A wide variety of dairy products are produced in New Zealand including fluid milk, milk powders, butter, cheese, and infant formula. To produce the vast array of products, thousands of dairy farms across millions of hectares of land are home to millions of dairy livestock. The number of dairy cattle was higher than the population of the nation at 6.35 million in 2019. Dairy farming provides thousands of New Zealanders and migrants with direct employment across the country, and the dairy workforce continues to grow each year.
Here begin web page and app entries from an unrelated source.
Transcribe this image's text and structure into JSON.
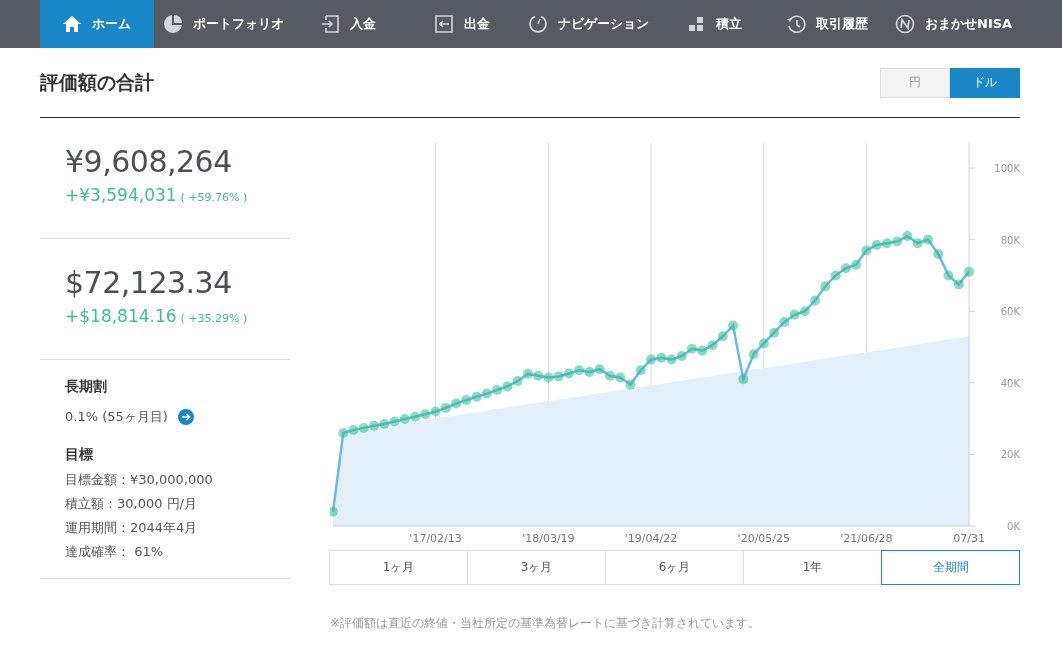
{
  "nav": [
    {
      "label": "ホーム",
      "kind": "home",
      "selected": true
    },
    {
      "label": "ポートフォリオ",
      "kind": "pie",
      "selected": false
    },
    {
      "label": "入金",
      "kind": "deposit",
      "selected": false
    },
    {
      "label": "出金",
      "kind": "withdraw",
      "selected": false
    },
    {
      "label": "ナビゲーション",
      "kind": "gauge",
      "selected": false
    },
    {
      "label": "積立",
      "kind": "blocks",
      "selected": false
    },
    {
      "label": "取引履歴",
      "kind": "history",
      "selected": false
    },
    {
      "label": "おまかせNISA",
      "kind": "logo",
      "selected": false
    }
  ],
  "title": "評価額の合計",
  "currency_toggle": [
    {
      "label": "円",
      "selected": false
    },
    {
      "label": "ドル",
      "selected": true
    }
  ],
  "totals": [
    {
      "amount": "¥9,608,264",
      "change": "+¥3,594,031",
      "change_pct": "( +59.76% )"
    },
    {
      "amount": "$72,123.34",
      "change": "+$18,814.16",
      "change_pct": "( +35.29% )"
    }
  ],
  "long_term": {
    "heading": "長期割",
    "value": "0.1% (55ヶ月目)"
  },
  "goal": {
    "heading": "目標",
    "lines": [
      "目標金額：¥30,000,000",
      "積立額：30,000 円/月",
      "運用期間：2044年4月",
      "達成確率： 61%"
    ]
  },
  "chart_data": {
    "type": "line",
    "categories": [
      null,
      null,
      null,
      null,
      null,
      null,
      null,
      null,
      null,
      null,
      "'17/02/13",
      null,
      null,
      null,
      null,
      null,
      null,
      null,
      null,
      null,
      null,
      "'18/03/19",
      null,
      null,
      null,
      null,
      null,
      null,
      null,
      null,
      null,
      "'19/04/22",
      null,
      null,
      null,
      null,
      null,
      null,
      null,
      null,
      null,
      null,
      "'20/05/25",
      null,
      null,
      null,
      null,
      null,
      null,
      null,
      null,
      null,
      "'21/06/28",
      null,
      null,
      null,
      null,
      null,
      null,
      null,
      null,
      null,
      "07/31"
    ],
    "series": [
      {
        "type": "area",
        "color": "#e3f0f9",
        "values": [
          4,
          26.1,
          26.5,
          27.0,
          27.4,
          27.9,
          28.3,
          28.7,
          29.2,
          29.6,
          30.1,
          30.5,
          30.9,
          31.4,
          31.8,
          32.3,
          32.7,
          33.1,
          33.6,
          34.0,
          34.5,
          34.9,
          35.3,
          35.8,
          36.2,
          36.7,
          37.1,
          37.5,
          38.0,
          38.4,
          38.9,
          39.3,
          39.7,
          40.2,
          40.6,
          41.1,
          41.5,
          41.9,
          42.4,
          42.8,
          43.3,
          43.7,
          44.1,
          44.6,
          45.0,
          45.5,
          45.9,
          46.3,
          46.8,
          47.2,
          47.7,
          48.1,
          48.5,
          49.0,
          49.4,
          49.9,
          50.3,
          50.7,
          51.2,
          51.6,
          52.1,
          52.5,
          52.9
        ]
      },
      {
        "type": "line",
        "color": "#6cb8e8",
        "marker": true,
        "values": [
          4,
          26,
          26.8,
          27.4,
          28,
          28.5,
          29.2,
          29.9,
          30.5,
          31.2,
          32,
          33,
          34.2,
          35.2,
          36.1,
          37,
          38,
          39,
          40.5,
          42.5,
          42,
          41.5,
          41.8,
          42.6,
          43.5,
          43,
          43.8,
          42,
          41.5,
          39.5,
          43.5,
          46.5,
          47,
          46.5,
          47.5,
          49.5,
          49,
          50.5,
          53,
          56,
          41,
          48,
          51,
          54,
          57,
          59,
          60,
          63,
          67,
          70,
          72,
          73,
          77,
          78.5,
          79,
          79.5,
          81,
          79,
          80,
          76,
          70,
          67.5,
          71
        ]
      }
    ],
    "ylim": [
      0,
      107
    ],
    "grid": true,
    "yticks": [
      {
        "value": 0,
        "label": "0K"
      },
      {
        "value": 20,
        "label": "20K"
      },
      {
        "value": 40,
        "label": "40K"
      },
      {
        "value": 60,
        "label": "60K"
      },
      {
        "value": 80,
        "label": "80K"
      },
      {
        "value": 100,
        "label": "100K"
      }
    ]
  },
  "periods": [
    {
      "label": "1ヶ月",
      "selected": false
    },
    {
      "label": "3ヶ月",
      "selected": false
    },
    {
      "label": "6ヶ月",
      "selected": false
    },
    {
      "label": "1年",
      "selected": false
    },
    {
      "label": "全期間",
      "selected": true
    }
  ],
  "footnote": "※評価額は直近の終値・当社所定の基準為替レートに基づき計算されています。"
}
Additionally, indirect employment in relation to the dairy sector, from construction activity to logistic operations, further supports the New Zealand economy.
New Zealand has a reputation for delivering high quality dairy products across the world and has created a name for itself as a world leading dairy exporter. The nation is the largest exporter of whole milk powder (WMP), with around 95 percent of the milk produced in New Zealand processed to be exported. Other important export products include butter, cheese, infant formula, and skim milk powder. China, Australia United States, United Arab Emirates, and Japan are the country’s biggest trade partners for dairy products.
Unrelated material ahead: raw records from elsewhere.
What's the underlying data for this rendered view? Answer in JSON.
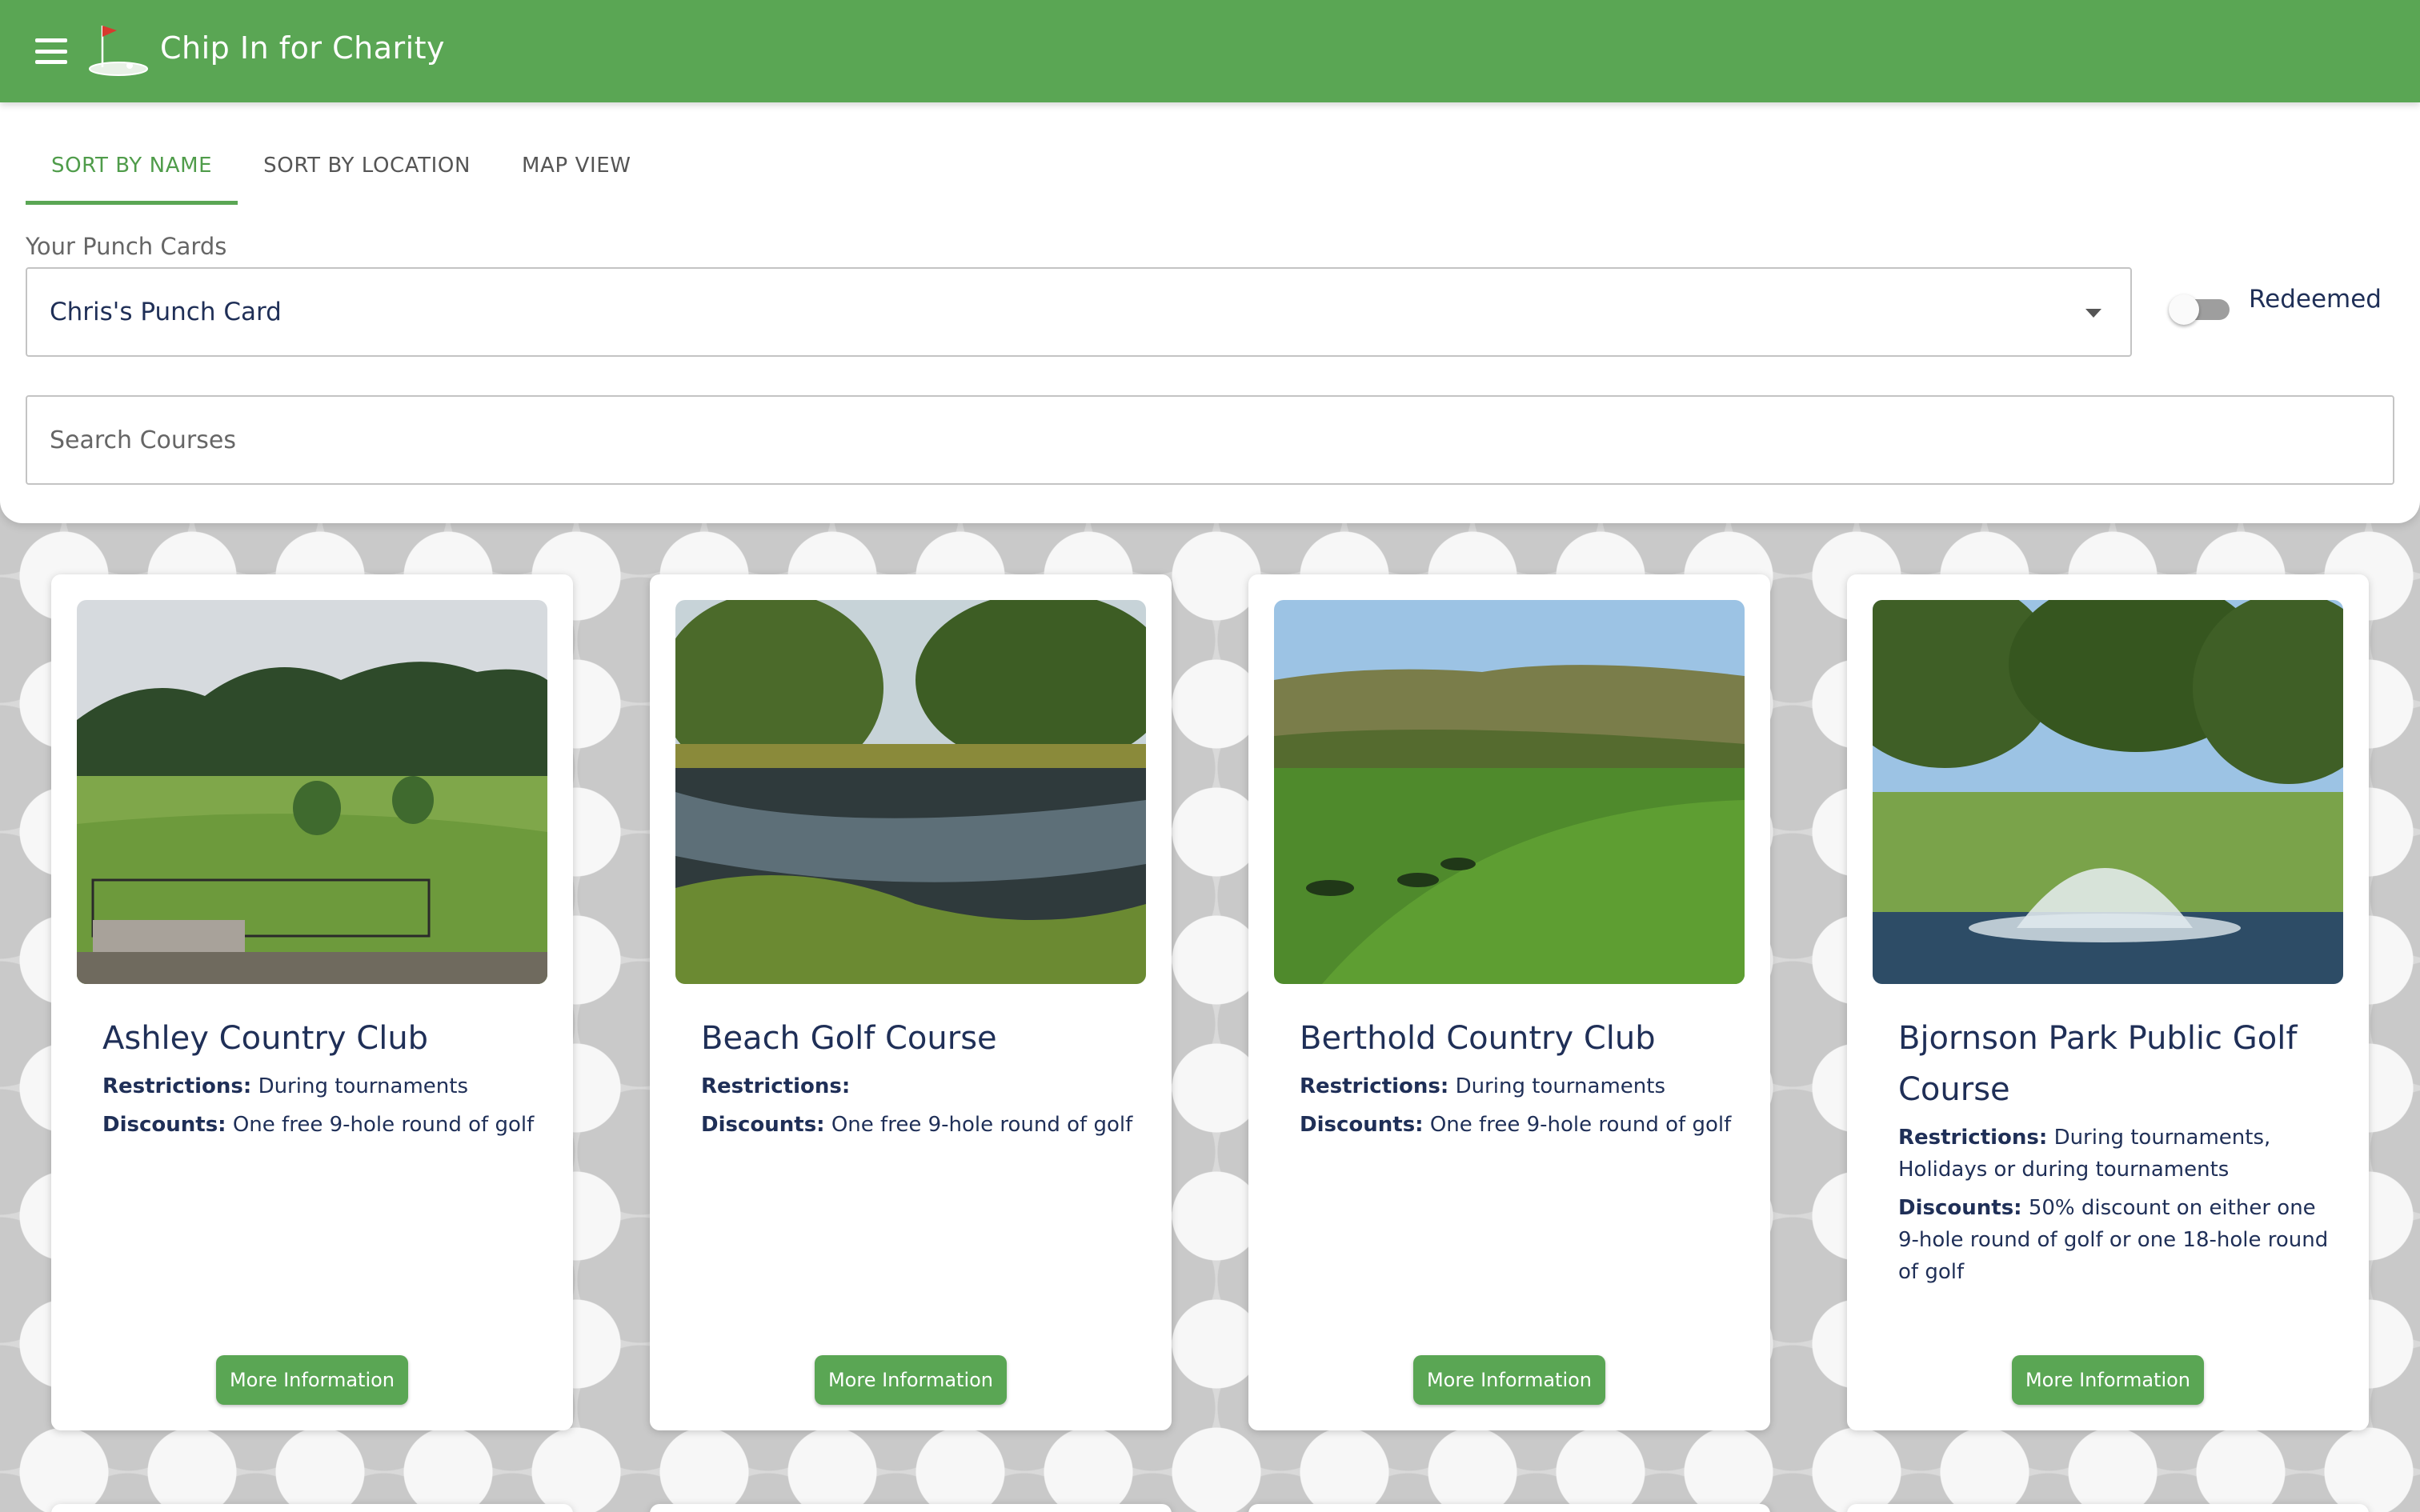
{
  "app": {
    "title": "Chip In for Charity",
    "menu_icon": "menu-icon",
    "logo_icon": "golf-flag-logo",
    "brand_color": "#5aa654"
  },
  "tabs": [
    {
      "label": "SORT BY NAME",
      "active": true
    },
    {
      "label": "SORT BY LOCATION",
      "active": false
    },
    {
      "label": "MAP VIEW",
      "active": false
    }
  ],
  "punch_cards": {
    "label": "Your Punch Cards",
    "selected": "Chris's Punch Card"
  },
  "redeemed_toggle": {
    "label": "Redeemed",
    "on": false
  },
  "search": {
    "placeholder": "Search Courses",
    "value": ""
  },
  "labels": {
    "restrictions": "Restrictions:",
    "discounts": "Discounts:",
    "more_info": "More Information"
  },
  "courses": [
    {
      "name": "Ashley Country Club",
      "restrictions": "During tournaments",
      "discounts": "One free 9-hole round of golf"
    },
    {
      "name": "Beach Golf Course",
      "restrictions": "",
      "discounts": "One free 9-hole round of golf"
    },
    {
      "name": "Berthold Country Club",
      "restrictions": "During tournaments",
      "discounts": "One free 9-hole round of golf"
    },
    {
      "name": "Bjornson Park Public Golf Course",
      "restrictions": "During tournaments, Holidays or during tournaments",
      "discounts": "50% discount on either one 9-hole round of golf or one 18-hole round of golf"
    }
  ]
}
Most of the milk produced in New Zealand is further processed by farmer-owned cooperatives. Fonterra is not only the major milk production and processing company in New Zealand, but also one of the biggest dairy companies in the world. The co-operative buys milk from its 10,500 farmer shareholders and processes it mainly for export. In recent years, Fonterra reported its first ever financial loss, and did not pay out dividends in fiscal year 2019. Other major players in the local dairy industry include Open Country Dairy Limited, Synlait Milk Limited, and Westland Co-Operative Dairy Company Limited.
While sales of dairy milk have remained relatively stable, the alternative milk market has experienced substantial growth. Non-dairy alternatives include soy, oat, almond, rice, and coconut milks. The boom in sales of these products coincides with more Kiwis opting for a plant-based diet. With this segment growing locally and internationally, New Zealand’s core dairy products my face even more competition in the future.